The metal embossed trees project is one that I have been doing for a long time. It came up with the project about 10-11 years ago and have done it a variety of different ways. I have found that the best use of the metal is to cut from the roll at 7 1/2 inches and then cut that sheet in half (6 inches). I typically use black paper as the background, but any color will do. I have also learned that doing the border first seems to make for a better picture. I require symmetry on the border, or some sort of balance. I also like for the kids to color in about 80-90% of their border. Once this step is complete and looks nice then they move on to the steps for metal repousse. I have the students draw out their image of the tree, foreground and any hand drawn details for the background. Once they are done they get they're embossing tools and layer their image on top of the metal and foam. Once the image is traced into the metal and then retraced directly on the metal, the kids can start working the metal from both sides (of course being carful not to put too much pressure and make holes). Once they are done and I can see the metal has enough definition, they can use texture plates to add details for the background. The final step on the metal is to add color with sharpie. Below, you can see a couple different examples. This top example we rubbed India ink into the creases, but on the artwork below we skipped that step.
The project is sometimes done with realist or exaggerated realism. Other times we do fantasy trees or even specific fantasy trees, sports related, trees with different shaped leaves, candy themed trees, and sometimes I leave it open and let them choose. I like the diversity of the project and this one always gets noticed at art shows. You may notice this project is also on the cover of my page. :)

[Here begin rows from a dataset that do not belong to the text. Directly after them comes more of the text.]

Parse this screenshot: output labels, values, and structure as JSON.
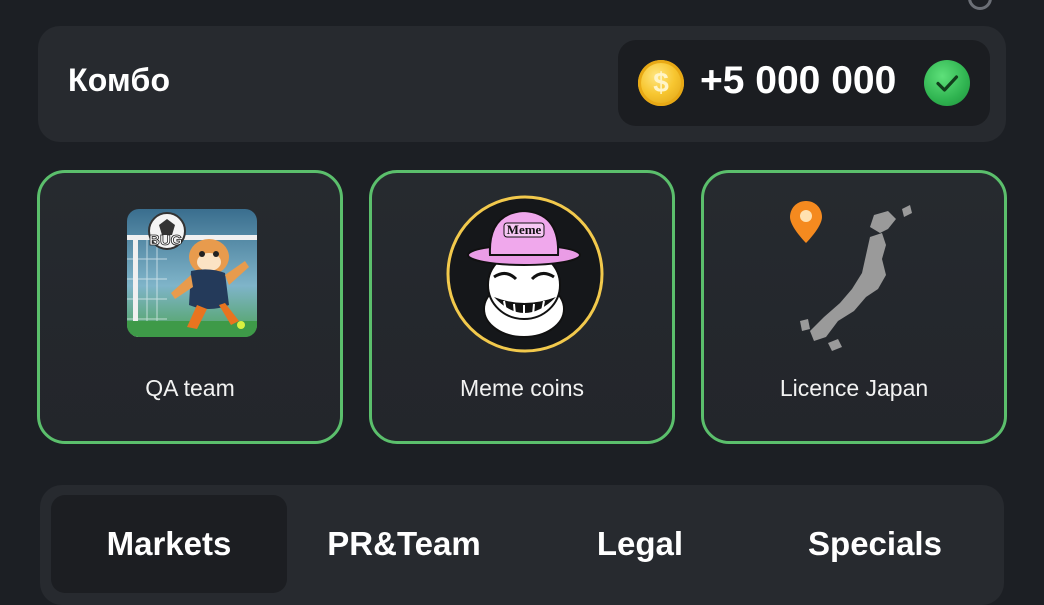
{
  "combo": {
    "title": "Комбо",
    "reward_amount": "+5 000 000",
    "coin_symbol": "$",
    "reward_icon": "coin-icon",
    "status_icon": "check-icon"
  },
  "cards": [
    {
      "label": "QA team",
      "image": "hamster-goalkeeper-bug-image",
      "badge": "BUG"
    },
    {
      "label": "Meme coins",
      "image": "troll-face-meme-hat-image",
      "badge": "Meme"
    },
    {
      "label": "Licence Japan",
      "image": "japan-map-pin-image"
    }
  ],
  "tabs": {
    "items": [
      {
        "label": "Markets",
        "active": true
      },
      {
        "label": "PR&Team",
        "active": false
      },
      {
        "label": "Legal",
        "active": false
      },
      {
        "label": "Specials",
        "active": false
      }
    ]
  },
  "colors": {
    "background": "#1c1f24",
    "panel": "#272a2f",
    "card_border": "#5bbf6c",
    "coin": "#f7c630",
    "check": "#2fb350"
  }
}
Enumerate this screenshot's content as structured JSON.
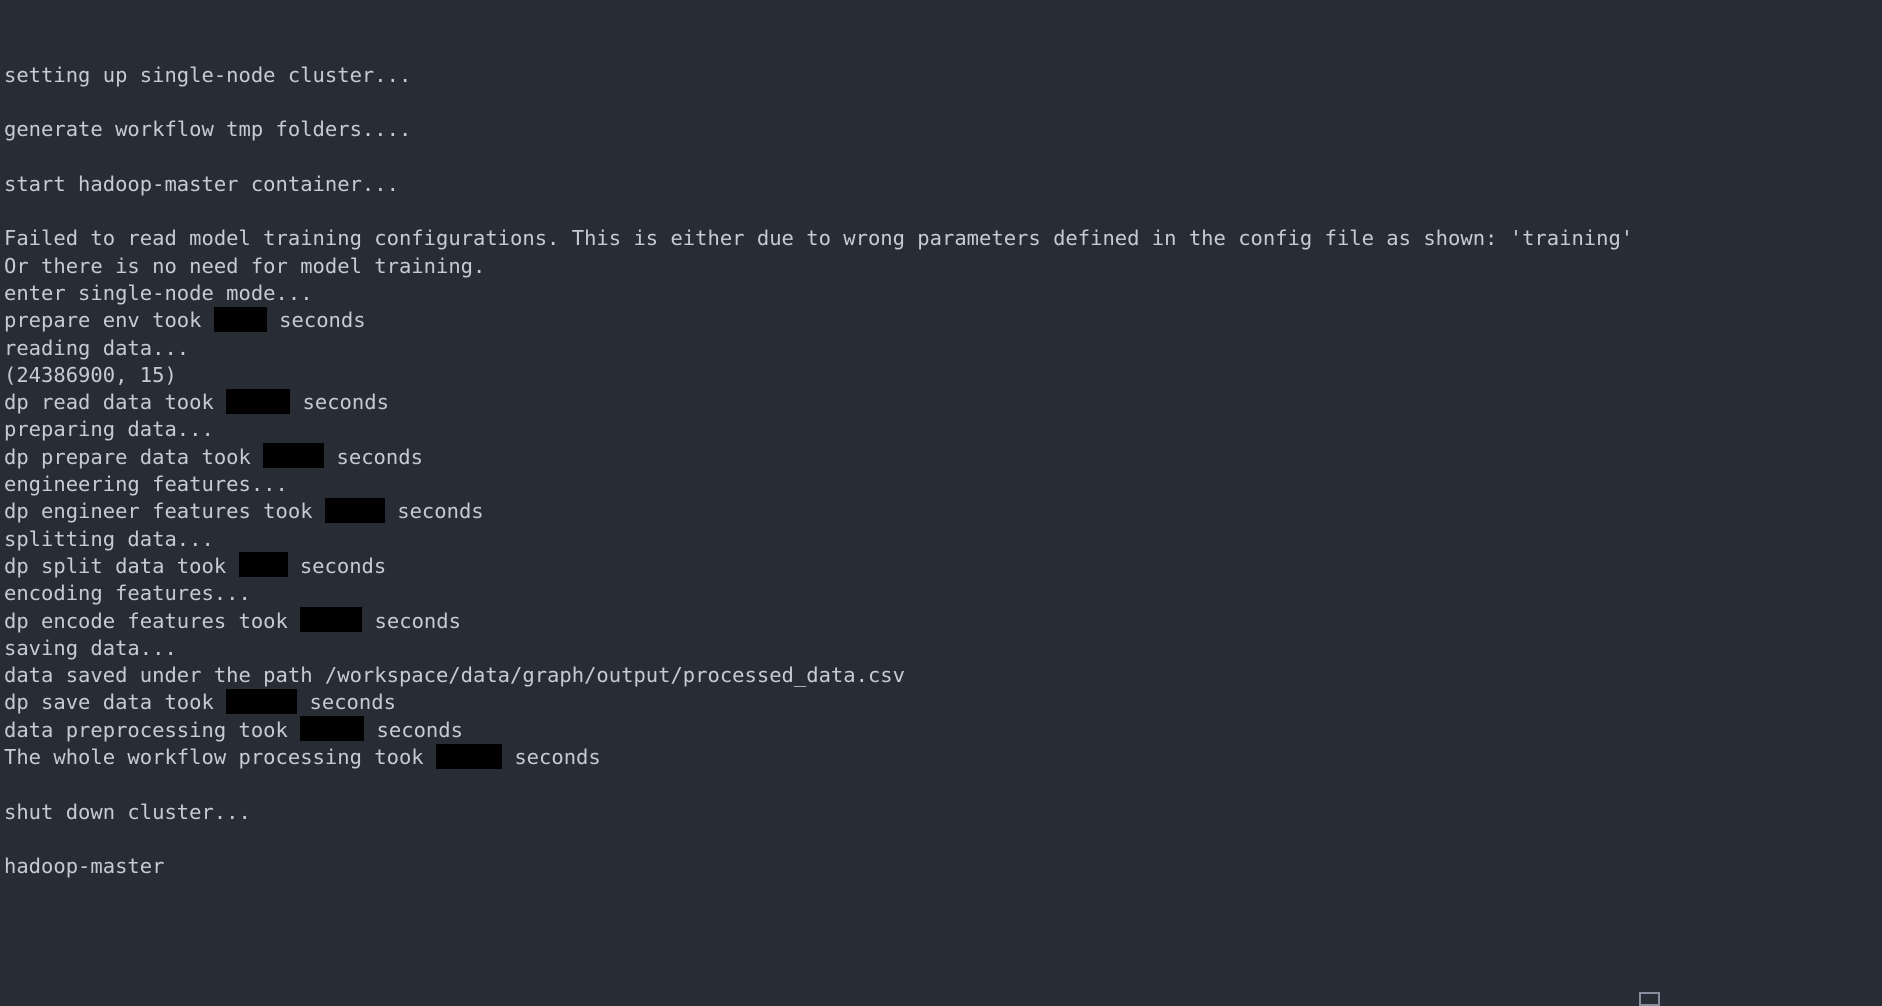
{
  "terminal": {
    "background_color": "#282c34",
    "text_color": "#c6cad3",
    "redaction_color": "#000000",
    "cursor_outline_color": "#868d9c",
    "lines": [
      {
        "type": "text",
        "text": "setting up single-node cluster..."
      },
      {
        "type": "blank"
      },
      {
        "type": "text",
        "text": "generate workflow tmp folders...."
      },
      {
        "type": "blank"
      },
      {
        "type": "text",
        "text": "start hadoop-master container..."
      },
      {
        "type": "blank"
      },
      {
        "type": "text",
        "text": "Failed to read model training configurations. This is either due to wrong parameters defined in the config file as shown: 'training'"
      },
      {
        "type": "text",
        "text": "Or there is no need for model training."
      },
      {
        "type": "text",
        "text": "enter single-node mode..."
      },
      {
        "type": "redacted",
        "before": "prepare env took ",
        "redaction_width": 53,
        "after": " seconds"
      },
      {
        "type": "text",
        "text": "reading data..."
      },
      {
        "type": "text",
        "text": "(24386900, 15)"
      },
      {
        "type": "redacted",
        "before": "dp read data took ",
        "redaction_width": 64,
        "after": " seconds"
      },
      {
        "type": "text",
        "text": "preparing data..."
      },
      {
        "type": "redacted",
        "before": "dp prepare data took ",
        "redaction_width": 61,
        "after": " seconds"
      },
      {
        "type": "text",
        "text": "engineering features..."
      },
      {
        "type": "redacted",
        "before": "dp engineer features took ",
        "redaction_width": 60,
        "after": " seconds"
      },
      {
        "type": "text",
        "text": "splitting data..."
      },
      {
        "type": "redacted",
        "before": "dp split data took ",
        "redaction_width": 49,
        "after": " seconds"
      },
      {
        "type": "text",
        "text": "encoding features..."
      },
      {
        "type": "redacted",
        "before": "dp encode features took ",
        "redaction_width": 62,
        "after": " seconds"
      },
      {
        "type": "text",
        "text": "saving data..."
      },
      {
        "type": "text",
        "text": "data saved under the path /workspace/data/graph/output/processed_data.csv"
      },
      {
        "type": "redacted",
        "before": "dp save data took ",
        "redaction_width": 71,
        "after": " seconds"
      },
      {
        "type": "redacted",
        "before": "data preprocessing took ",
        "redaction_width": 64,
        "after": " seconds"
      },
      {
        "type": "redacted",
        "before": "The whole workflow processing took ",
        "redaction_width": 66,
        "after": " seconds"
      },
      {
        "type": "blank"
      },
      {
        "type": "text",
        "text": "shut down cluster..."
      },
      {
        "type": "blank"
      },
      {
        "type": "text",
        "text": "hadoop-master"
      }
    ]
  }
}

This is a very time intensive project, I would allow up to 6 weeks for completion of the background and metal. This is done with 5th graders.